‘a social atmosphere in which agreements are honoured and trust are honestly kept has not yet been shaped, especially grave production safety accidents, food and drug security incidents happen from time to time, commercial swindles, production and sales of counterfeit products, tax evasion, fraudulent financial claims, academic impropriety and other such phenomena’
The justification for the system reflects a series of scandals in China that many are familiar with: melamine in infant formula, corruption, fraud – a host of criminal incidents. But what’s interesting with social credit is how much further it delves into the daily lives of citizens. The system tries to square two issues: first, the leading idea that a socialist market economy is a ‘credit economy’ and applying this precept to the individuals and groups that work within it is an important step in ‘rectifying and standardising’ it. Second, following its overarching motivation to construct ‘a sincerity consciousness’, the system believes that a ‘scientific’ state-enforced database of individual debits and credits is enough of an incentive to foster this virtue in its population.

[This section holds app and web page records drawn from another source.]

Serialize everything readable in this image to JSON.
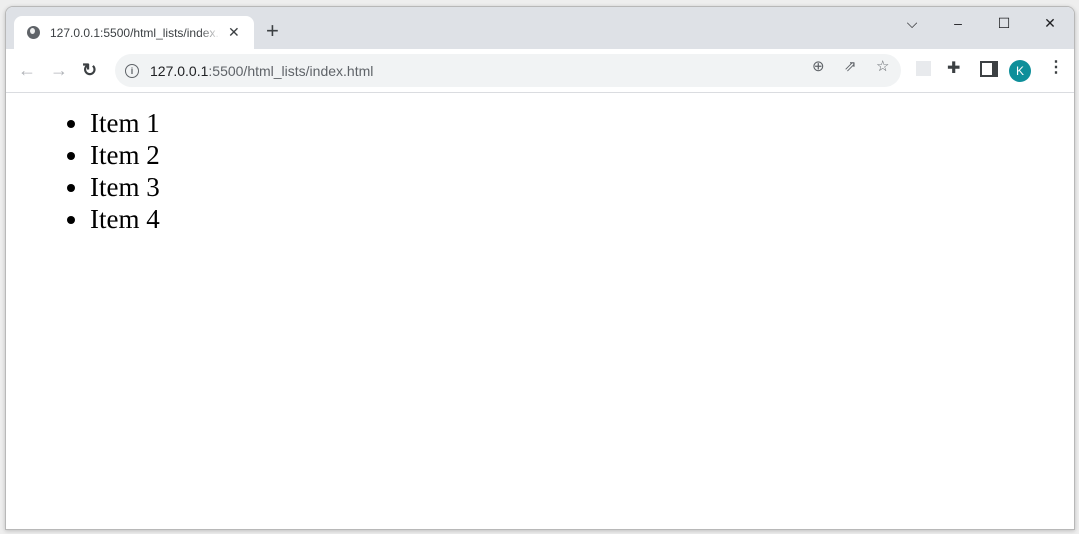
{
  "tab": {
    "title": "127.0.0.1:5500/html_lists/index.html",
    "icon": "globe-icon"
  },
  "address": {
    "host": "127.0.0.1",
    "rest": ":5500/html_lists/index.html"
  },
  "avatar": {
    "letter": "K",
    "color": "#0e8f9a"
  },
  "list": {
    "items": [
      "Item 1",
      "Item 2",
      "Item 3",
      "Item 4"
    ]
  }
}
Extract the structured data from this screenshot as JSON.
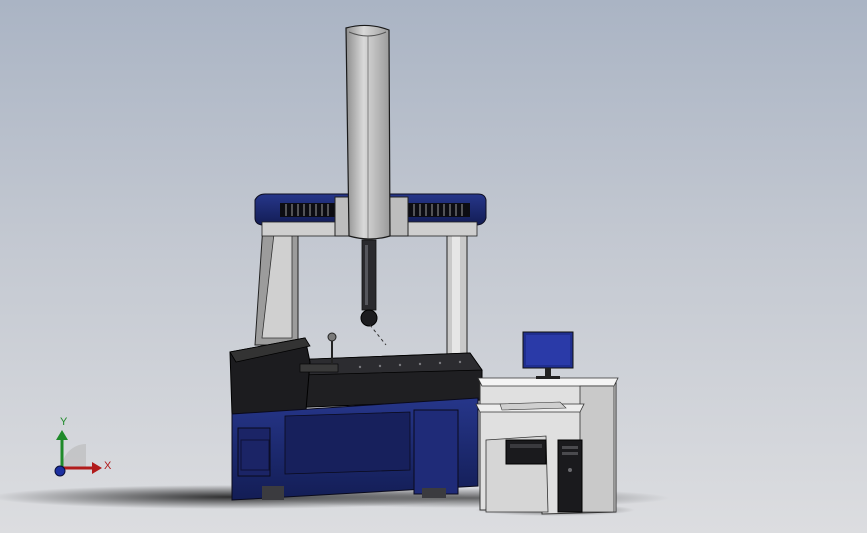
{
  "viewport": {
    "scene": "coordinate-measuring-machine-assembly",
    "colors": {
      "background_top": "#aab4c4",
      "background_bottom": "#dcdde0",
      "machine_blue": "#1b2a6e",
      "machine_black": "#1c1c1f",
      "machine_grey": "#b7b7b7",
      "table_light": "#e6e6e6",
      "monitor_blue": "#1f2e8f"
    }
  },
  "triad": {
    "y_label": "Y",
    "x_label": "X",
    "colors": {
      "x": "#b11b1b",
      "y": "#1f8a2a",
      "z": "#1c2fa0"
    }
  }
}
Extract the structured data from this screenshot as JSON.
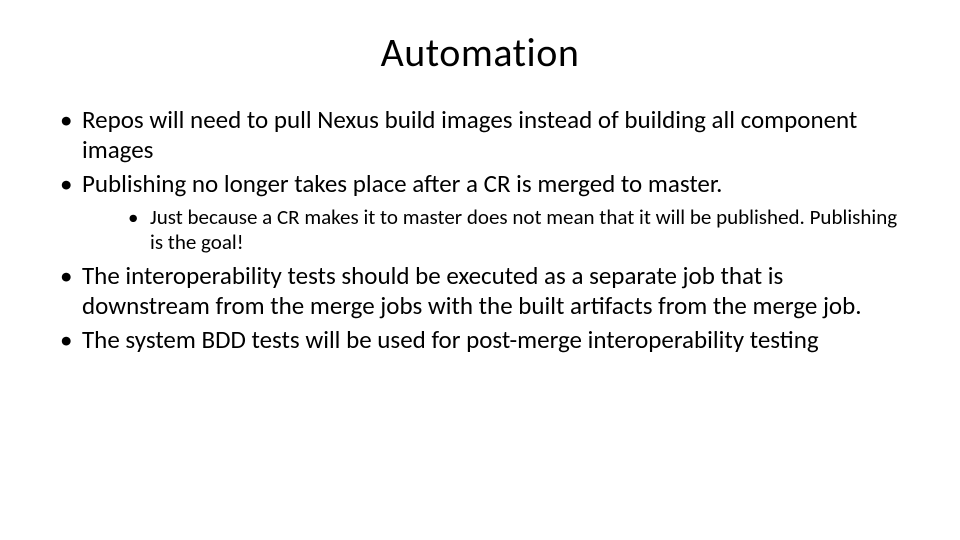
{
  "title": "Automation",
  "bullets": [
    {
      "text": "Repos will need to pull Nexus build images instead of building all component images"
    },
    {
      "text": "Publishing no longer takes place after a CR is merged to master.",
      "sub": [
        {
          "text": "Just because a CR makes it to master does not mean that it will be published. Publishing is the goal!"
        }
      ]
    },
    {
      "text": "The interoperability tests should be executed as a separate job that is downstream from the merge jobs with the built artifacts from the merge job."
    },
    {
      "text": "The system BDD tests will be used for post-merge interoperability testing"
    }
  ]
}
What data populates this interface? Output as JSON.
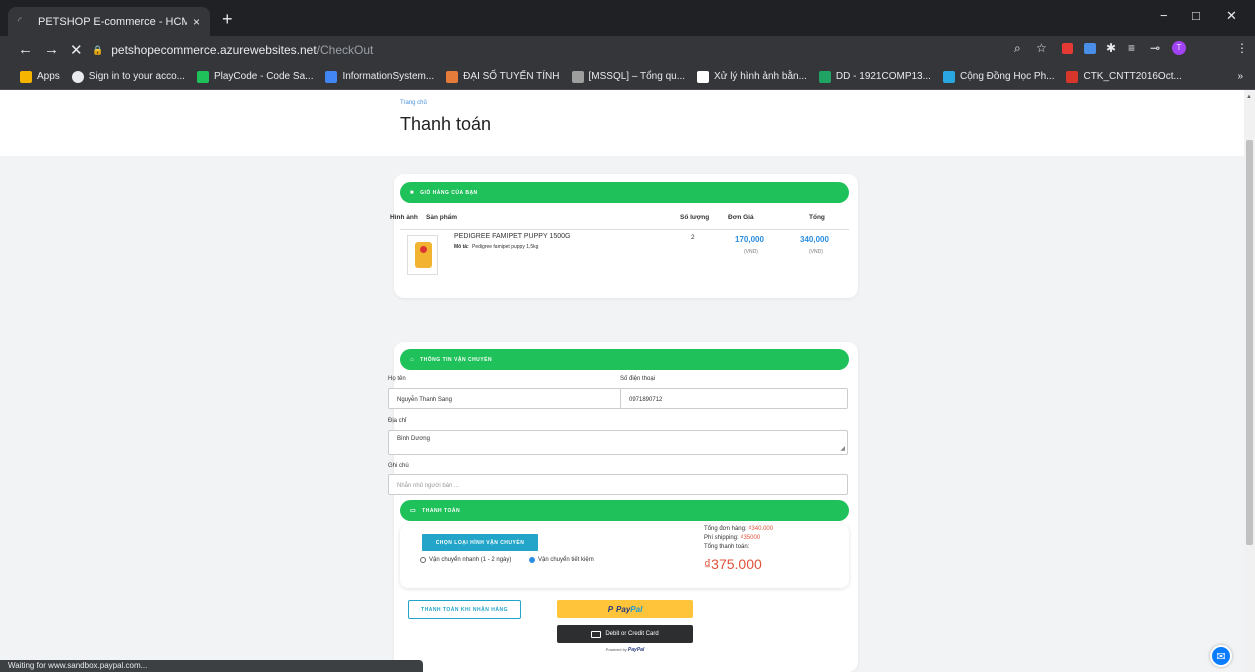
{
  "browser": {
    "tab_title": "PETSHOP E-commerce - HCMUE",
    "tab_close": "×",
    "new_tab": "+",
    "url_host": "petshopecommerce.azurewebsites.net",
    "url_path": "/CheckOut",
    "window_controls": [
      "−",
      "□",
      "✕"
    ],
    "bookmarks": [
      {
        "label": "Apps",
        "color": "#f4b400"
      },
      {
        "label": "Sign in to your acco...",
        "color": "#e8eaed"
      },
      {
        "label": "PlayCode - Code Sa...",
        "color": "#1fc15a"
      },
      {
        "label": "InformationSystem...",
        "color": "#4285f4"
      },
      {
        "label": "ĐẠI SỐ TUYẾN TÍNH",
        "color": "#e67c3a"
      },
      {
        "label": "[MSSQL] – Tổng qu...",
        "color": "#9e9e9e"
      },
      {
        "label": "Xử lý hình ảnh bằn...",
        "color": "#ffffff"
      },
      {
        "label": "DD - 1921COMP13...",
        "color": "#1fa463"
      },
      {
        "label": "Cộng Đồng Học Ph...",
        "color": "#2aa7e0"
      },
      {
        "label": "CTK_CNTT2016Oct...",
        "color": "#d9362b"
      }
    ],
    "bookmarks_more": "»",
    "status_text": "Waiting for www.sandbox.paypal.com..."
  },
  "header": {
    "breadcrumb": "Trang chủ",
    "title": "Thanh toán"
  },
  "cart": {
    "bar_label": "GIỎ HÀNG CỦA BẠN",
    "columns": [
      "Hình ảnh",
      "Sản phẩm",
      "Số lượng",
      "Đơn Giá",
      "Tổng"
    ],
    "row": {
      "product_name": "PEDIGREE FAMIPET PUPPY 1500G",
      "note_label": "Mô tả:",
      "note_value": "Pedigree famipet puppy 1,5kg",
      "quantity": "2",
      "unit_price": "170,000",
      "total": "340,000",
      "currency": "(VND)"
    }
  },
  "shipping": {
    "bar_label": "THÔNG TIN VẬN CHUYỂN",
    "name_label": "Họ tên",
    "name_value": "Nguyễn Thanh Sang",
    "phone_label": "Số điện thoại",
    "phone_value": "0971890712",
    "address_label": "Địa chỉ",
    "address_value": "Bình Dương",
    "note_label": "Ghi chú",
    "note_placeholder": "Nhắn nhủ người bán ..."
  },
  "payment": {
    "bar_label": "THANH TOÁN",
    "choose_button": "CHỌN LOẠI HÌNH VẬN CHUYỂN",
    "option_fast": "Vận chuyển nhanh (1 - 2 ngày)",
    "option_saving": "Vận chuyển tiết kiệm",
    "order_total_label": "Tổng đơn hàng:",
    "order_total_value": "₫340.000",
    "shipping_fee_label": "Phí shipping:",
    "shipping_fee_value": "₫35000",
    "grand_total_label": "Tổng thanh toán:",
    "grand_total_value": "₫375.000",
    "cod_button": "THANH TOÁN KHI NHẬN HÀNG",
    "paypal_pay": "Pay",
    "paypal_pal": "Pal",
    "card_button": "Debit or Credit Card",
    "powered_by": "Powered by",
    "powered_brand": "PayPal"
  },
  "colors": {
    "accent_green": "#1fc15a",
    "accent_blue": "#22a5c8",
    "price_blue": "#2b8de0",
    "total_red": "#e0523a"
  }
}
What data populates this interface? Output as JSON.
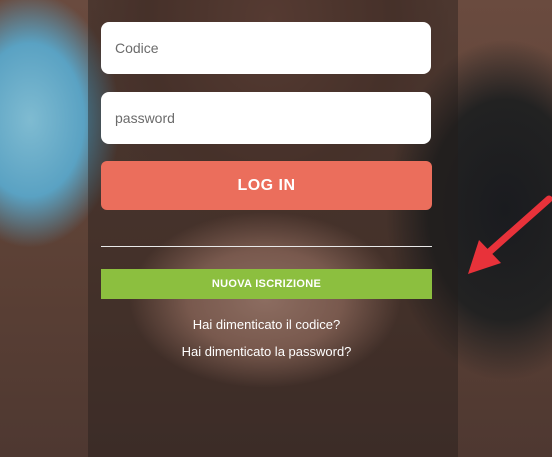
{
  "login_form": {
    "code_placeholder": "Codice",
    "password_placeholder": "password",
    "login_label": "LOG IN",
    "signup_label": "NUOVA ISCRIZIONE",
    "forgot_code_label": "Hai dimenticato il codice?",
    "forgot_password_label": "Hai dimenticato la password?"
  },
  "colors": {
    "login_button": "#eb6e5c",
    "signup_button": "#8cbf3f",
    "annotation_arrow": "#e8323a"
  }
}
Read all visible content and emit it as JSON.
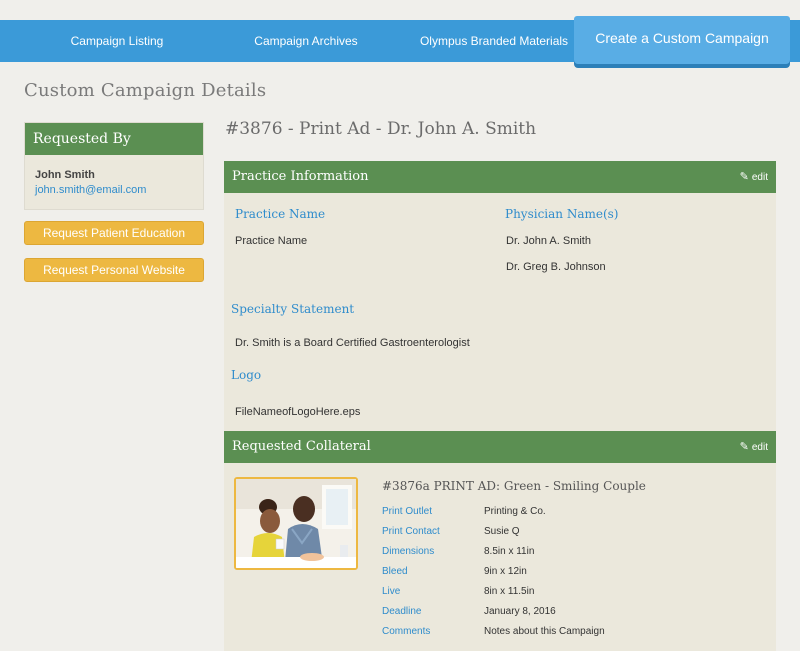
{
  "nav": {
    "items": [
      {
        "label": "Campaign Listing"
      },
      {
        "label": "Campaign Archives"
      },
      {
        "label": "Olympus Branded Materials"
      }
    ],
    "cta": "Create a Custom Campaign"
  },
  "page_title": "Custom Campaign Details",
  "sidebar": {
    "requested_by_heading": "Requested By",
    "name": "John Smith",
    "email": "john.smith@email.com",
    "buttons": [
      "Request Patient Education",
      "Request Personal Website"
    ]
  },
  "campaign_title": "#3876 - Print Ad - Dr. John A. Smith",
  "practice": {
    "heading": "Practice Information",
    "edit_label": "edit",
    "practice_name_label": "Practice Name",
    "practice_name_value": "Practice Name",
    "physician_label": "Physician Name(s)",
    "physicians": [
      "Dr. John A. Smith",
      "Dr. Greg B. Johnson"
    ],
    "specialty_label": "Specialty Statement",
    "specialty_value": "Dr. Smith is a Board Certified Gastroenterologist",
    "logo_label": "Logo",
    "logo_value": "FileNameofLogoHere.eps"
  },
  "collateral": {
    "heading": "Requested Collateral",
    "edit_label": "edit",
    "title": "#3876a PRINT AD: Green - Smiling Couple",
    "fields": [
      {
        "label": "Print Outlet",
        "value": "Printing & Co."
      },
      {
        "label": "Print Contact",
        "value": "Susie Q"
      },
      {
        "label": "Dimensions",
        "value": "8.5in x 11in"
      },
      {
        "label": "Bleed",
        "value": "9in x 12in"
      },
      {
        "label": "Live",
        "value": "8in x 11.5in"
      },
      {
        "label": "Deadline",
        "value": "January 8, 2016"
      },
      {
        "label": "Comments",
        "value": "Notes about this Campaign"
      }
    ]
  },
  "colors": {
    "nav_blue": "#3b9ad8",
    "cta_blue": "#59ade5",
    "panel_green": "#5b8f52",
    "button_yellow": "#edb841",
    "link_blue": "#2f8ccc"
  }
}
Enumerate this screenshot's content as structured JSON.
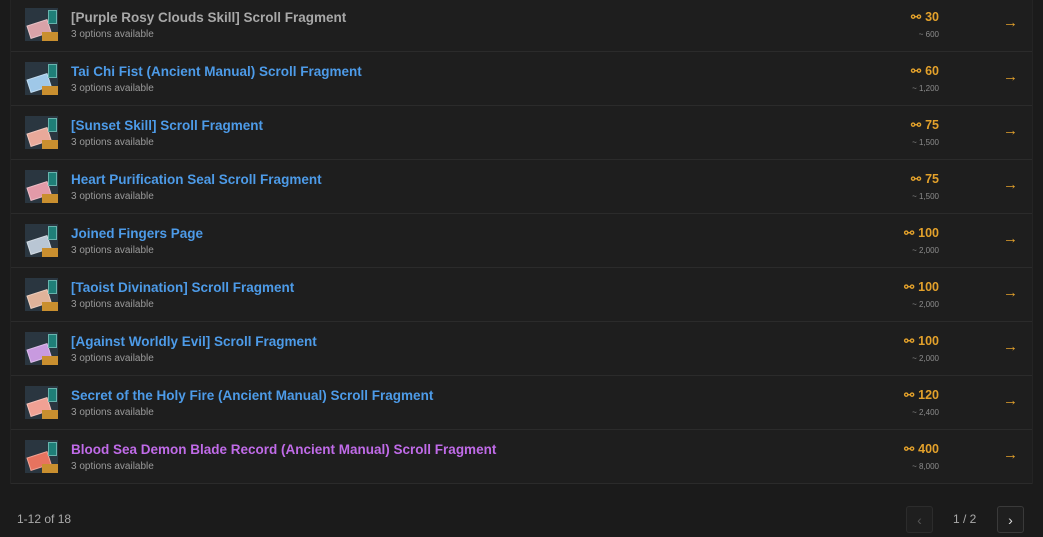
{
  "items": [
    {
      "title": "[Purple Rosy Clouds Skill] Scroll Fragment",
      "subtitle": "3 options available",
      "price": "30",
      "approx": "~ 600",
      "title_color": "#a8a8a8",
      "paper_color": "#d9a2a8"
    },
    {
      "title": "Tai Chi Fist (Ancient Manual) Scroll Fragment",
      "subtitle": "3 options available",
      "price": "60",
      "approx": "~ 1,200",
      "title_color": "#4d9be8",
      "paper_color": "#9fc8e8"
    },
    {
      "title": "[Sunset Skill] Scroll Fragment",
      "subtitle": "3 options available",
      "price": "75",
      "approx": "~ 1,500",
      "title_color": "#4d9be8",
      "paper_color": "#e8a99a"
    },
    {
      "title": "Heart Purification Seal Scroll Fragment",
      "subtitle": "3 options available",
      "price": "75",
      "approx": "~ 1,500",
      "title_color": "#4d9be8",
      "paper_color": "#e29aa8"
    },
    {
      "title": "Joined Fingers Page",
      "subtitle": "3 options available",
      "price": "100",
      "approx": "~ 2,000",
      "title_color": "#4d9be8",
      "paper_color": "#b9c6d4"
    },
    {
      "title": "[Taoist Divination] Scroll Fragment",
      "subtitle": "3 options available",
      "price": "100",
      "approx": "~ 2,000",
      "title_color": "#4d9be8",
      "paper_color": "#e0b39a"
    },
    {
      "title": "[Against Worldly Evil] Scroll Fragment",
      "subtitle": "3 options available",
      "price": "100",
      "approx": "~ 2,000",
      "title_color": "#4d9be8",
      "paper_color": "#c89adf"
    },
    {
      "title": "Secret of the Holy Fire (Ancient Manual) Scroll Fragment",
      "subtitle": "3 options available",
      "price": "120",
      "approx": "~ 2,400",
      "title_color": "#4d9be8",
      "paper_color": "#f0a194"
    },
    {
      "title": "Blood Sea Demon Blade Record (Ancient Manual) Scroll Fragment",
      "subtitle": "3 options available",
      "price": "400",
      "approx": "~ 8,000",
      "title_color": "#c06be8",
      "paper_color": "#e7735f"
    }
  ],
  "icons": {
    "coin": "coin-icon",
    "arrow": "arrow-right-icon",
    "prev": "chevron-left-icon",
    "next": "chevron-right-icon"
  },
  "pagination": {
    "range": "1-12 of 18",
    "page": "1 / 2"
  },
  "colors": {
    "accent": "#e3a12b",
    "background": "#1b1b1b"
  }
}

We might think it’s funny that the virtue in question is usually defined as speaking and acting truly about one’s own feelings, beliefs, thoughts, and desires. But that’s semantic, and tangling with translations here often leads to difficulty. It’s unhelpful to talk here in terms of Western individualism in China as well: not to put a pun on it, but it’s a foreign concept in a nation and culture founded on the collective ideal of harmony and social stability. Privacy simply doesn’t exist in the way we understand it. Even if the social credit system is tolerated as a policy that expresses deep-set Chinese values, you have to question whether they it works off correct incentives. Superimposed over day to day life, could it be a framework that builds trustworthiness amongst the population? Or, in the context of increasingly nationalistic and ‘strong man’ rhetoric by the Chinese Communist Party, is it a marker of a return to the type of feral social control characteristic of the Cultural Revolution, which was responsible for the fragmentation of so much of the nation’s institutions and social bonds?
The common line about China is that it is not the rule of law, but rather ‘rule by law’. The almost hysterical emphasis on maintaining a ‘harmonious society’ takes on many forms, and you can wryly admire the innovative meshing of traditional forms of social control with the precepts of our digital age. In this case, the first thing that comes to mind with this proposal is a demented national Uber rating, albeit one many times more complex, important and multi-layered than that one idiot who has forgotten the way to Woolloomooloo. One might worry about the administrative costs of such an undertaking, but they need to be reminded that this is China, and no matter how monolithically bureaucratic something may seem, it will eventually be done. One might also worry that the system is liable to be gamed, and on that count, I can’t offer any useful response.